Anna Lucasta, 1958, an emotional movie which seems to take a lot of pleasure in making the main character Anna played by beautiful Eartha Kitt, suffer for being a party girl.
Anna is a prostitute who has been thrown out by her seemingly pious, but alcoholic father Joe (Rex Ingram). It is somewhat sketchy as to what happened: did she become a prostitute when thrown out by her father at an early age, or was she messing around with boys to cause her father shame? What moral lapse did she have? Either something drastic, and/or shameful happened, or her hotheaded, fire-and-brimstone-preacher- like, father is a psycho.
Some years have passed and Anna is brought back into the fold when the family wants to marry her off to a rich guy. Here is where it gets pretty comical or should I say hypocritical. The family which Anna has “shamed,” is now trying to “sell” Anna to this rich kid. For Anna, it must have been seen as just another John, only this John offers her lifetime security.
Anna of course does not need the family to “sell “her, she can do a bang-up job on her own and she does. The young man falls for Anna and the wedding is announced. There are far too many scenes of the father having fits of rage over Anna, but when the wedding is announced we are given the honor of seeing the man sweat, eyes bulge, and veins on his neck fill and branch out as if reaching for Anna’s neck. We get it…you’re pissed :/
The film is open to interpretation. There was a time that Joe doted on Anna. What happened? The conflicting nature of their relationship is obvious to the end of the movie. I was perplexed by her father. Why so cruel and ruthless? What the hell did Anna do? The looks he gave Anna were not those of a father tenderly looking at his daughter. It was more a look of contempt, disgust, and repulsion, which ultimately turned into pure rage. Yet Anna begs for acceptance, love, and approval from her father. His rage was way off the top, and many times I wished he would just die so that finally Anna can be free. Listen, preacher-like-father, who drinks, and hates himself, we all have moral lapses and Anna is not exempt. Take the log out of your eye before removing the spec off your daughter’s eye! Whew….sorry had to get that out.

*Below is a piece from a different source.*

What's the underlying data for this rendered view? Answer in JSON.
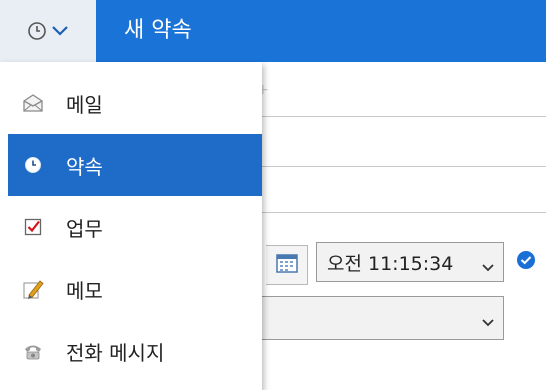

You will enjoy seeing Sammy Davis, Jr. play a sailor who also has eyes for Anna. Only I gotta tell ya, those two together on screen didn’t go. It looked like Anna could pick him up and throw him across the room in the dance scene. I like that the film has an all-black cast, a sterling cast of black actors, which in those days was unheard of and these actors were not playing butlers, maids, or servants.
To some the moral message of the 50′s may seem dated, but all and all it is a good film of a desperate daughter’s search for love and a father who could not see beyond his self-righteousness, and self loathing , so much so he couldn’t love his daughter.